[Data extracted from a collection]
- - - - -
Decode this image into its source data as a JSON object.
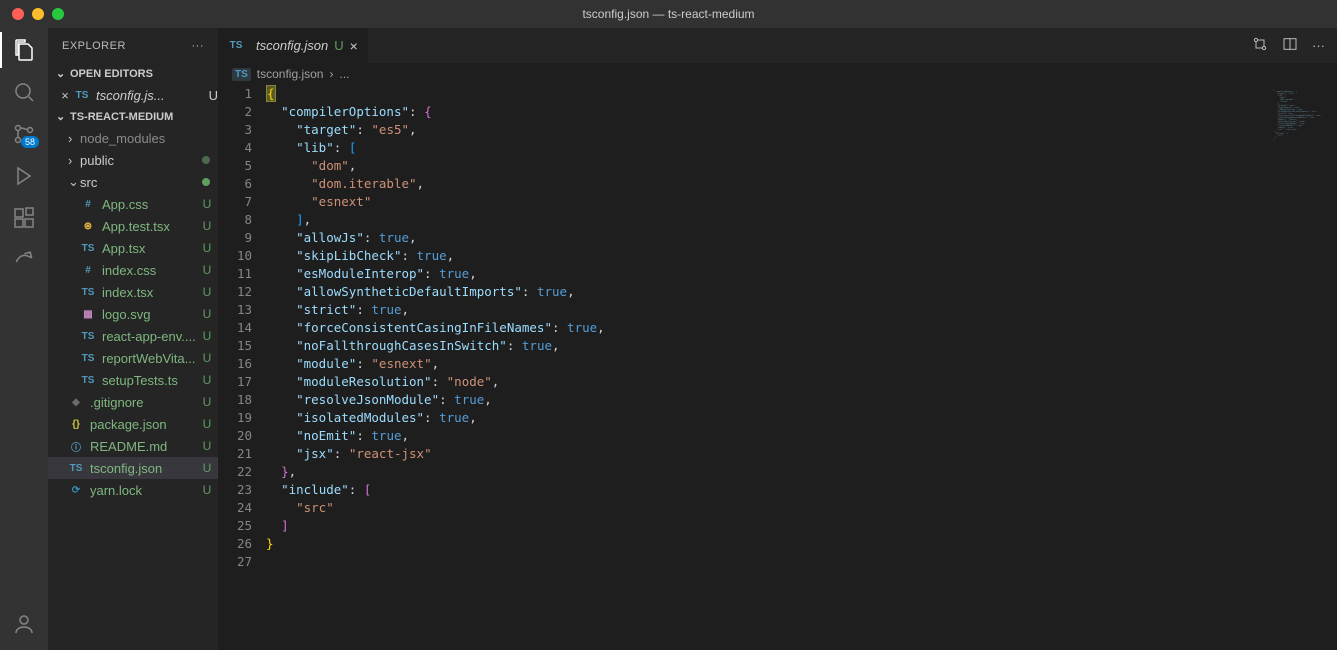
{
  "titlebar": {
    "title": "tsconfig.json — ts-react-medium"
  },
  "activity": {
    "scm_badge": "58"
  },
  "sidebar": {
    "title": "EXPLORER",
    "open_editors_label": "OPEN EDITORS",
    "open_editors": [
      {
        "name": "tsconfig.js...",
        "status": "U"
      }
    ],
    "project_label": "TS-REACT-MEDIUM",
    "tree": [
      {
        "kind": "folder",
        "name": "node_modules",
        "depth": 1,
        "expanded": false,
        "status": "",
        "icon": "chev"
      },
      {
        "kind": "folder",
        "name": "public",
        "depth": 1,
        "expanded": false,
        "status": "●",
        "icon": "chev",
        "dotdim": true
      },
      {
        "kind": "folder",
        "name": "src",
        "depth": 1,
        "expanded": true,
        "status": "●",
        "icon": "chevd"
      },
      {
        "kind": "file",
        "name": "App.css",
        "depth": 2,
        "status": "U",
        "icon": "css"
      },
      {
        "kind": "file",
        "name": "App.test.tsx",
        "depth": 2,
        "status": "U",
        "icon": "react"
      },
      {
        "kind": "file",
        "name": "App.tsx",
        "depth": 2,
        "status": "U",
        "icon": "ts"
      },
      {
        "kind": "file",
        "name": "index.css",
        "depth": 2,
        "status": "U",
        "icon": "css"
      },
      {
        "kind": "file",
        "name": "index.tsx",
        "depth": 2,
        "status": "U",
        "icon": "ts"
      },
      {
        "kind": "file",
        "name": "logo.svg",
        "depth": 2,
        "status": "U",
        "icon": "svg"
      },
      {
        "kind": "file",
        "name": "react-app-env....",
        "depth": 2,
        "status": "U",
        "icon": "ts"
      },
      {
        "kind": "file",
        "name": "reportWebVita...",
        "depth": 2,
        "status": "U",
        "icon": "ts"
      },
      {
        "kind": "file",
        "name": "setupTests.ts",
        "depth": 2,
        "status": "U",
        "icon": "ts"
      },
      {
        "kind": "file",
        "name": ".gitignore",
        "depth": 1,
        "status": "U",
        "icon": "git"
      },
      {
        "kind": "file",
        "name": "package.json",
        "depth": 1,
        "status": "U",
        "icon": "json"
      },
      {
        "kind": "file",
        "name": "README.md",
        "depth": 1,
        "status": "U",
        "icon": "info"
      },
      {
        "kind": "file",
        "name": "tsconfig.json",
        "depth": 1,
        "status": "U",
        "icon": "tsconf",
        "selected": true
      },
      {
        "kind": "file",
        "name": "yarn.lock",
        "depth": 1,
        "status": "U",
        "icon": "yarn"
      }
    ]
  },
  "tabs": {
    "items": [
      {
        "icon": "tsconf",
        "name": "tsconfig.json",
        "status": "U"
      }
    ]
  },
  "breadcrumbs": {
    "file": "tsconfig.json",
    "tail": "..."
  },
  "code": {
    "lines": 27,
    "tokens": [
      [
        [
          "{",
          "brace"
        ]
      ],
      [
        [
          "  ",
          ""
        ],
        [
          "\"compilerOptions\"",
          "key"
        ],
        [
          ": ",
          ""
        ],
        [
          "{",
          "brace2"
        ]
      ],
      [
        [
          "    ",
          ""
        ],
        [
          "\"target\"",
          "key"
        ],
        [
          ": ",
          ""
        ],
        [
          "\"es5\"",
          "str"
        ],
        [
          ",",
          ""
        ]
      ],
      [
        [
          "    ",
          ""
        ],
        [
          "\"lib\"",
          "key"
        ],
        [
          ": ",
          ""
        ],
        [
          "[",
          "brace3"
        ]
      ],
      [
        [
          "      ",
          ""
        ],
        [
          "\"dom\"",
          "str"
        ],
        [
          ",",
          ""
        ]
      ],
      [
        [
          "      ",
          ""
        ],
        [
          "\"dom.iterable\"",
          "str"
        ],
        [
          ",",
          ""
        ]
      ],
      [
        [
          "      ",
          ""
        ],
        [
          "\"esnext\"",
          "str"
        ]
      ],
      [
        [
          "    ",
          ""
        ],
        [
          "]",
          "brace3"
        ],
        [
          ",",
          ""
        ]
      ],
      [
        [
          "    ",
          ""
        ],
        [
          "\"allowJs\"",
          "key"
        ],
        [
          ": ",
          ""
        ],
        [
          "true",
          "bool"
        ],
        [
          ",",
          ""
        ]
      ],
      [
        [
          "    ",
          ""
        ],
        [
          "\"skipLibCheck\"",
          "key"
        ],
        [
          ": ",
          ""
        ],
        [
          "true",
          "bool"
        ],
        [
          ",",
          ""
        ]
      ],
      [
        [
          "    ",
          ""
        ],
        [
          "\"esModuleInterop\"",
          "key"
        ],
        [
          ": ",
          ""
        ],
        [
          "true",
          "bool"
        ],
        [
          ",",
          ""
        ]
      ],
      [
        [
          "    ",
          ""
        ],
        [
          "\"allowSyntheticDefaultImports\"",
          "key"
        ],
        [
          ": ",
          ""
        ],
        [
          "true",
          "bool"
        ],
        [
          ",",
          ""
        ]
      ],
      [
        [
          "    ",
          ""
        ],
        [
          "\"strict\"",
          "key"
        ],
        [
          ": ",
          ""
        ],
        [
          "true",
          "bool"
        ],
        [
          ",",
          ""
        ]
      ],
      [
        [
          "    ",
          ""
        ],
        [
          "\"forceConsistentCasingInFileNames\"",
          "key"
        ],
        [
          ": ",
          ""
        ],
        [
          "true",
          "bool"
        ],
        [
          ",",
          ""
        ]
      ],
      [
        [
          "    ",
          ""
        ],
        [
          "\"noFallthroughCasesInSwitch\"",
          "key"
        ],
        [
          ": ",
          ""
        ],
        [
          "true",
          "bool"
        ],
        [
          ",",
          ""
        ]
      ],
      [
        [
          "    ",
          ""
        ],
        [
          "\"module\"",
          "key"
        ],
        [
          ": ",
          ""
        ],
        [
          "\"esnext\"",
          "str"
        ],
        [
          ",",
          ""
        ]
      ],
      [
        [
          "    ",
          ""
        ],
        [
          "\"moduleResolution\"",
          "key"
        ],
        [
          ": ",
          ""
        ],
        [
          "\"node\"",
          "str"
        ],
        [
          ",",
          ""
        ]
      ],
      [
        [
          "    ",
          ""
        ],
        [
          "\"resolveJsonModule\"",
          "key"
        ],
        [
          ": ",
          ""
        ],
        [
          "true",
          "bool"
        ],
        [
          ",",
          ""
        ]
      ],
      [
        [
          "    ",
          ""
        ],
        [
          "\"isolatedModules\"",
          "key"
        ],
        [
          ": ",
          ""
        ],
        [
          "true",
          "bool"
        ],
        [
          ",",
          ""
        ]
      ],
      [
        [
          "    ",
          ""
        ],
        [
          "\"noEmit\"",
          "key"
        ],
        [
          ": ",
          ""
        ],
        [
          "true",
          "bool"
        ],
        [
          ",",
          ""
        ]
      ],
      [
        [
          "    ",
          ""
        ],
        [
          "\"jsx\"",
          "key"
        ],
        [
          ": ",
          ""
        ],
        [
          "\"react-jsx\"",
          "str"
        ]
      ],
      [
        [
          "  ",
          ""
        ],
        [
          "}",
          "brace2"
        ],
        [
          ",",
          ""
        ]
      ],
      [
        [
          "  ",
          ""
        ],
        [
          "\"include\"",
          "key"
        ],
        [
          ": ",
          ""
        ],
        [
          "[",
          "brace2"
        ]
      ],
      [
        [
          "    ",
          ""
        ],
        [
          "\"src\"",
          "str"
        ]
      ],
      [
        [
          "  ",
          ""
        ],
        [
          "]",
          "brace2"
        ]
      ],
      [
        [
          "}",
          "brace"
        ]
      ],
      [
        [
          " ",
          ""
        ]
      ]
    ]
  }
}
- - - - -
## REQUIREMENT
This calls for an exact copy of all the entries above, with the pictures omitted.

## RESPONSE TO THE EXERCISE
Decode this image into its source data as a JSON object.
{
  "titlebar": {
    "title": "tsconfig.json — ts-react-medium"
  },
  "activity": {
    "scm_badge": "58"
  },
  "sidebar": {
    "title": "EXPLORER",
    "open_editors_label": "OPEN EDITORS",
    "open_editors": [
      {
        "name": "tsconfig.js...",
        "status": "U"
      }
    ],
    "project_label": "TS-REACT-MEDIUM",
    "tree": [
      {
        "kind": "folder",
        "name": "node_modules",
        "depth": 1,
        "expanded": false,
        "status": "",
        "icon": "chev"
      },
      {
        "kind": "folder",
        "name": "public",
        "depth": 1,
        "expanded": false,
        "status": "●",
        "icon": "chev",
        "dotdim": true
      },
      {
        "kind": "folder",
        "name": "src",
        "depth": 1,
        "expanded": true,
        "status": "●",
        "icon": "chevd"
      },
      {
        "kind": "file",
        "name": "App.css",
        "depth": 2,
        "status": "U",
        "icon": "css"
      },
      {
        "kind": "file",
        "name": "App.test.tsx",
        "depth": 2,
        "status": "U",
        "icon": "react"
      },
      {
        "kind": "file",
        "name": "App.tsx",
        "depth": 2,
        "status": "U",
        "icon": "ts"
      },
      {
        "kind": "file",
        "name": "index.css",
        "depth": 2,
        "status": "U",
        "icon": "css"
      },
      {
        "kind": "file",
        "name": "index.tsx",
        "depth": 2,
        "status": "U",
        "icon": "ts"
      },
      {
        "kind": "file",
        "name": "logo.svg",
        "depth": 2,
        "status": "U",
        "icon": "svg"
      },
      {
        "kind": "file",
        "name": "react-app-env....",
        "depth": 2,
        "status": "U",
        "icon": "ts"
      },
      {
        "kind": "file",
        "name": "reportWebVita...",
        "depth": 2,
        "status": "U",
        "icon": "ts"
      },
      {
        "kind": "file",
        "name": "setupTests.ts",
        "depth": 2,
        "status": "U",
        "icon": "ts"
      },
      {
        "kind": "file",
        "name": ".gitignore",
        "depth": 1,
        "status": "U",
        "icon": "git"
      },
      {
        "kind": "file",
        "name": "package.json",
        "depth": 1,
        "status": "U",
        "icon": "json"
      },
      {
        "kind": "file",
        "name": "README.md",
        "depth": 1,
        "status": "U",
        "icon": "info"
      },
      {
        "kind": "file",
        "name": "tsconfig.json",
        "depth": 1,
        "status": "U",
        "icon": "tsconf",
        "selected": true
      },
      {
        "kind": "file",
        "name": "yarn.lock",
        "depth": 1,
        "status": "U",
        "icon": "yarn"
      }
    ]
  },
  "tabs": {
    "items": [
      {
        "icon": "tsconf",
        "name": "tsconfig.json",
        "status": "U"
      }
    ]
  },
  "breadcrumbs": {
    "file": "tsconfig.json",
    "tail": "..."
  },
  "code": {
    "lines": 27,
    "tokens": [
      [
        [
          "{",
          "brace"
        ]
      ],
      [
        [
          "  ",
          ""
        ],
        [
          "\"compilerOptions\"",
          "key"
        ],
        [
          ": ",
          ""
        ],
        [
          "{",
          "brace2"
        ]
      ],
      [
        [
          "    ",
          ""
        ],
        [
          "\"target\"",
          "key"
        ],
        [
          ": ",
          ""
        ],
        [
          "\"es5\"",
          "str"
        ],
        [
          ",",
          ""
        ]
      ],
      [
        [
          "    ",
          ""
        ],
        [
          "\"lib\"",
          "key"
        ],
        [
          ": ",
          ""
        ],
        [
          "[",
          "brace3"
        ]
      ],
      [
        [
          "      ",
          ""
        ],
        [
          "\"dom\"",
          "str"
        ],
        [
          ",",
          ""
        ]
      ],
      [
        [
          "      ",
          ""
        ],
        [
          "\"dom.iterable\"",
          "str"
        ],
        [
          ",",
          ""
        ]
      ],
      [
        [
          "      ",
          ""
        ],
        [
          "\"esnext\"",
          "str"
        ]
      ],
      [
        [
          "    ",
          ""
        ],
        [
          "]",
          "brace3"
        ],
        [
          ",",
          ""
        ]
      ],
      [
        [
          "    ",
          ""
        ],
        [
          "\"allowJs\"",
          "key"
        ],
        [
          ": ",
          ""
        ],
        [
          "true",
          "bool"
        ],
        [
          ",",
          ""
        ]
      ],
      [
        [
          "    ",
          ""
        ],
        [
          "\"skipLibCheck\"",
          "key"
        ],
        [
          ": ",
          ""
        ],
        [
          "true",
          "bool"
        ],
        [
          ",",
          ""
        ]
      ],
      [
        [
          "    ",
          ""
        ],
        [
          "\"esModuleInterop\"",
          "key"
        ],
        [
          ": ",
          ""
        ],
        [
          "true",
          "bool"
        ],
        [
          ",",
          ""
        ]
      ],
      [
        [
          "    ",
          ""
        ],
        [
          "\"allowSyntheticDefaultImports\"",
          "key"
        ],
        [
          ": ",
          ""
        ],
        [
          "true",
          "bool"
        ],
        [
          ",",
          ""
        ]
      ],
      [
        [
          "    ",
          ""
        ],
        [
          "\"strict\"",
          "key"
        ],
        [
          ": ",
          ""
        ],
        [
          "true",
          "bool"
        ],
        [
          ",",
          ""
        ]
      ],
      [
        [
          "    ",
          ""
        ],
        [
          "\"forceConsistentCasingInFileNames\"",
          "key"
        ],
        [
          ": ",
          ""
        ],
        [
          "true",
          "bool"
        ],
        [
          ",",
          ""
        ]
      ],
      [
        [
          "    ",
          ""
        ],
        [
          "\"noFallthroughCasesInSwitch\"",
          "key"
        ],
        [
          ": ",
          ""
        ],
        [
          "true",
          "bool"
        ],
        [
          ",",
          ""
        ]
      ],
      [
        [
          "    ",
          ""
        ],
        [
          "\"module\"",
          "key"
        ],
        [
          ": ",
          ""
        ],
        [
          "\"esnext\"",
          "str"
        ],
        [
          ",",
          ""
        ]
      ],
      [
        [
          "    ",
          ""
        ],
        [
          "\"moduleResolution\"",
          "key"
        ],
        [
          ": ",
          ""
        ],
        [
          "\"node\"",
          "str"
        ],
        [
          ",",
          ""
        ]
      ],
      [
        [
          "    ",
          ""
        ],
        [
          "\"resolveJsonModule\"",
          "key"
        ],
        [
          ": ",
          ""
        ],
        [
          "true",
          "bool"
        ],
        [
          ",",
          ""
        ]
      ],
      [
        [
          "    ",
          ""
        ],
        [
          "\"isolatedModules\"",
          "key"
        ],
        [
          ": ",
          ""
        ],
        [
          "true",
          "bool"
        ],
        [
          ",",
          ""
        ]
      ],
      [
        [
          "    ",
          ""
        ],
        [
          "\"noEmit\"",
          "key"
        ],
        [
          ": ",
          ""
        ],
        [
          "true",
          "bool"
        ],
        [
          ",",
          ""
        ]
      ],
      [
        [
          "    ",
          ""
        ],
        [
          "\"jsx\"",
          "key"
        ],
        [
          ": ",
          ""
        ],
        [
          "\"react-jsx\"",
          "str"
        ]
      ],
      [
        [
          "  ",
          ""
        ],
        [
          "}",
          "brace2"
        ],
        [
          ",",
          ""
        ]
      ],
      [
        [
          "  ",
          ""
        ],
        [
          "\"include\"",
          "key"
        ],
        [
          ": ",
          ""
        ],
        [
          "[",
          "brace2"
        ]
      ],
      [
        [
          "    ",
          ""
        ],
        [
          "\"src\"",
          "str"
        ]
      ],
      [
        [
          "  ",
          ""
        ],
        [
          "]",
          "brace2"
        ]
      ],
      [
        [
          "}",
          "brace"
        ]
      ],
      [
        [
          " ",
          ""
        ]
      ]
    ]
  }
}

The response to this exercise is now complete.